I was sitting in the back row of a class on substance abuse with two jovial colleagues. The various drugs of choice were being cataloged along with their effects, symptoms, and treatments. When the presenter got to hallucinogens, he explained a history that goes way, way, back, way before LSD. He suggested some of the primitive societies' shamans, the priests and the seers who were in touch with the spirit world, were most likely using some herb to smoke their way to wherever it was they were going. He added that in the Amazon, or some other jungle, there was a frog that secreted a powerful substance. It was used as a poison on arrow heads but somehow someone found you could get a heck of a buzz if you ingested it. My guess is "shaman" means "frog-licker" in Amazonian. Another guess is that it started out as a dare from one shaman to another and shortly thereafter, all these colleagues were hooked.
Well my two colleagues and I put twelve and twelve together, got a 24 carat result, and cleared up the fairy tale frog/prince story for once and for all. Note that this topic really does come up from time to time. When giving advice to nieces and other young women, I like to use the adage: "You have to kiss a lot of frogs to find Prince Charming." The first response is usually "EEEWWW!" But the metaphor doesn't make much sense anyway. Is "Prince Charming" really charming or is he just using the frog scam to get kisses? The "Handsome Prince" persona doesn't hold up much better. Maybe it's fun to kiss Handsome but is he good at anything else? How many frogs is "a lot"? Doesn't the adage "Beauty is only skin deep" address the issue better? I mean aren't there a lot of really nice, reliable, successful, trustworthy, supportive, not so handsome "frogs" out there who are wonderful just the way they are and deserving of a young lady's company and smooches?
Still, I see a parallel between ancient people's spiritual, ritual substance abuse and a popular fairy tale. Here goes:
Once upon a time there was a beautiful, lonely princess. She was walking along the beautiful river that flowed through the beautiful kingdom. She came upon a frog sitting on the bank. The frog said: "I am a handsome, charming, reliable, successful, trustworthy, supportive prince (this frog was really bringing it.) put under a spell by an evil witch after I spurned her evil advances. Only a kiss from a beautiful princess like you can break this terrible spell." The princess' first reaction was "EEEWWW!" But then she thought, what the heck, stranger things have happened in fairy tales, so she put a lip-lock on the amphibian. Both of them swooned and when she recovered, sure enough, there was the handsome prince. They kissed passionately several times a day and lived happily ever after.

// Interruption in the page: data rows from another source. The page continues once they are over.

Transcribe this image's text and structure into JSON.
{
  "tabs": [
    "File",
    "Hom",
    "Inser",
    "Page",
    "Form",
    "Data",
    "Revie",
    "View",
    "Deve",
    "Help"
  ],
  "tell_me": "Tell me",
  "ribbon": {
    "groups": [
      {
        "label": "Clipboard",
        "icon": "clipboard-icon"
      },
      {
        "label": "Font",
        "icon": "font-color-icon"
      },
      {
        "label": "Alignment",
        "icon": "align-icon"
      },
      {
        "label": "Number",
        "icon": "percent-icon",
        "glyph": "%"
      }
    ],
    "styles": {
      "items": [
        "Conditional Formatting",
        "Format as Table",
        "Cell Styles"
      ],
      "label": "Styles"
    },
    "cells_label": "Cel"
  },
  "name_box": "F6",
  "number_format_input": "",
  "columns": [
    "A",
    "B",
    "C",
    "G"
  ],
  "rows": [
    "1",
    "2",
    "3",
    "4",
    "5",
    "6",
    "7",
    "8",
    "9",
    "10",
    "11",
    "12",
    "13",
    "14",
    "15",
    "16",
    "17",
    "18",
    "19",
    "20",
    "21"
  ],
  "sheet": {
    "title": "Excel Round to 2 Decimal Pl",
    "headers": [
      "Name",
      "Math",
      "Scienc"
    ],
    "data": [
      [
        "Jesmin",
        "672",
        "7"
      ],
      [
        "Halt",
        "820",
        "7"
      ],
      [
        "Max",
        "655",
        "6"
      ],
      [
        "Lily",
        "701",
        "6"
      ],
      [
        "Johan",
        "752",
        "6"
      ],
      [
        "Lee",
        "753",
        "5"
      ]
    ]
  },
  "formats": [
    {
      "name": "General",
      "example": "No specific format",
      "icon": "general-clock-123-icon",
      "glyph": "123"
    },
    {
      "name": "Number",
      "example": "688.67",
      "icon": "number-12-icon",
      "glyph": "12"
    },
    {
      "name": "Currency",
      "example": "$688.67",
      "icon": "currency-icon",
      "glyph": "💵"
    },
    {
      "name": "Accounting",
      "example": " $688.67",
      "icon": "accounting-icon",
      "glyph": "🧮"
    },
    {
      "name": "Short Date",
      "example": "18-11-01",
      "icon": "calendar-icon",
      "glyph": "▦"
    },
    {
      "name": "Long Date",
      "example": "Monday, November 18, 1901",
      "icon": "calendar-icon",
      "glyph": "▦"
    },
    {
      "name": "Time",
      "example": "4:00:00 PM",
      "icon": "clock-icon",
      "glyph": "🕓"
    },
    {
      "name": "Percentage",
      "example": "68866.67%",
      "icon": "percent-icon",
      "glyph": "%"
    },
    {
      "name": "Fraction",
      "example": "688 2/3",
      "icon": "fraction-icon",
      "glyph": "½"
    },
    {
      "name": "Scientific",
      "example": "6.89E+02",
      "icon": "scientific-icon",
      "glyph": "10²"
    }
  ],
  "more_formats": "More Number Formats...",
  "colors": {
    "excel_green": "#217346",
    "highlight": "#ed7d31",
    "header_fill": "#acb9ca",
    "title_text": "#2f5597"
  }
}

Those who saw these strange goings-on, strange even for a fairy tale, kept asking each other: "Why does the beautiful princess continually carry around that frog?" It remained a mystery until centuries later, when, at a substance abuse seminar, a jovial and astute trio realized that the beautiful princess had stumbled upon one of those hallucinogenic frogs and was in a constant altered state in which the frog appeared to her to be a handsome prince. (Maybe this accounts for all those instances when we say: "What in the world is SHE doing with HIM??!!")
But seriously, folks, if it's not too late, this is pretty much a classic case of what substance abuse does to people. If becomes a sort of lens that, when peered through, distorts every single thing in one's life. The ugly looks beautiful, the beautiful looks ugly, the important becomes trivial, the trivial becomes important, the completely worthless (the abused substance of choice) becomes primary focus and everything of value becomes lost.
We like stories with happy endings. For a person with substance abuse issues, that takes a desire to change and a great deal of hard work. Happy endings can come to pass, though, in real life.
Gary Lester, M.S., is the executive director of Family Services of Warren County-a charitable agency that helps people solve problems and be happier through counseling, substance abuse services, and support groups. Learn more about this important work at www.fswc.org.